This is visualised in the spreadsheet extract were the positive values are colour coded red showing a section of the route map profile. Each column represents a print slice with the red section the part of the slice which will actually be printed.

Because the maximum X, Y or Z can run into thousands of metres the data needs to be scaled to fit on the limited area of the print bed in millimetres.

This is accomplished using the following formula.

New Value = (Current value – Dataset Min)/Dataset Range * New Range + New Minimum.


Dataset Range = Dataset Max – Dataset Min

New Range = New Max – New Min

Suitable values being selected to produce a usable print and entered on the user interface.

However, although we have a numerical 2D representation this still need to be converted to GCODE.

Step 4: GCODE Creation

Zero experience of GCODE but undaunted I set about learning the requirements of the task in hand.

I found the following very useful.

In conjunction with information in the wiki I also had a ready supply of GCODE files from previous prints which I could inspect to see how the file was formatted.

For the main body of the GCODE mainly G0 (Rapid Move) and G1(Linear Move) instructions are used.

The format for each main line is:

G1 Xn Yn Zn En


E - The amount to extrude between the starting point and ending point and n is the value.

There are some other factors to take into out which impacts the E value in the GCODE, filament height, diameter & length extrusion width and Aroad-scaler. These options are included

The E value is cumulative for each move.

This instruction is used when printing is required.

For areas were printing is not required G0 is used in conjunction with the feed rate (F) either with or without co-ordinates.

G0 Fn were F is set to a higher feed-rate than that used when printing.

G0 F7200 X100 Y100

Would move to the specified co-ordinates at a feed-rate of 7200mm/min, the purpose being to move the extruder head rapidly from point to point and eliminate printing between those points.

Prior to printing at the required co-ordinates, the following type of command is issued to over-ride the previous feed-rate.

G0 F1500

However, a downside with the rapid move is strings between the points due to pressure in the print head continuing to force a small amount of molten plastic.

Applying retraction can be used to relieve the pressure in the print head to eliminate this.

The conversion process required taking the 2D visualisation data and beginning at column A iterating from row 1 to the last row and repeating this process for each column converting each data point to its GCODE equivalent.

Even with the GCODE complete for the GPS data there was still something missing.

I needed initialisation code at the beginning and reset code at the end.

Rather then generating these each time in the application I saved these into two separate sheets and pre-fixed and post fixed these to the generated GCODE with the result being saved in a file.

Once I had produced a GCODE file I could try sending this to the printer and see what happens.

Step 5: Testing the GCODE

Once I had produced a GCODE file I could try sending this to the printer and see what happens.

However, being a little more cautious at this stage I wanted to evaluate the file using a GCODE viewer/simulator to check for any issues.

In the course of this evaluation I tried 3, applications Cura, Pronterface & Q'n'dirty.

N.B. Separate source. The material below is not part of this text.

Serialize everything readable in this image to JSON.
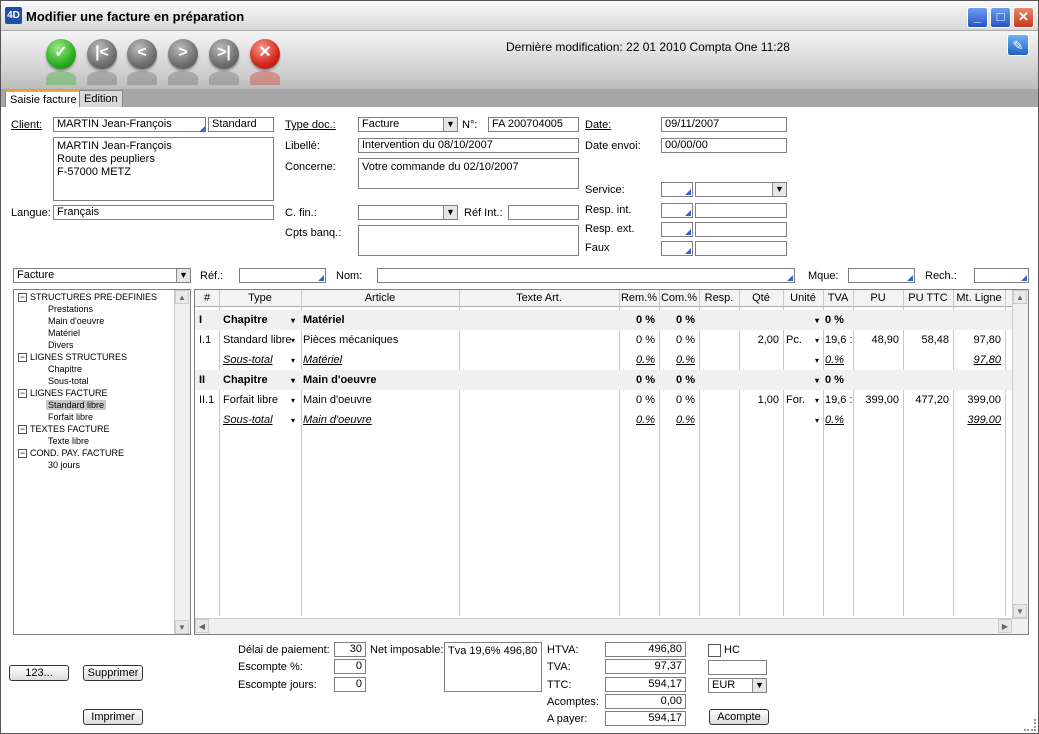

All could be used to load and visualise the data.

Cura - loaded the file but disabled any printer options.

Pronterface - when the file loaded filament, print duration time and layers were presented.

Q'n'dirty. - presented print time duration but was the only one to identify specific lines in the GCODE with issues, once these were resolved the image was displayed even though some warnings remained.

These warnings although for valid GCODES did not prevent the file being printed.

Step 6: Printing

Time to see whether the results of my efforts gave me what I intended.

I copied the file to the printer and initiated the print process.

After a few short minutes compared to some of my other prints, success.

I had finally produced a 3D model from a GPX file.

A little post processing to remove stringers was all that was required for the final model.

Maps Challenge

Participated in the
Maps Challenge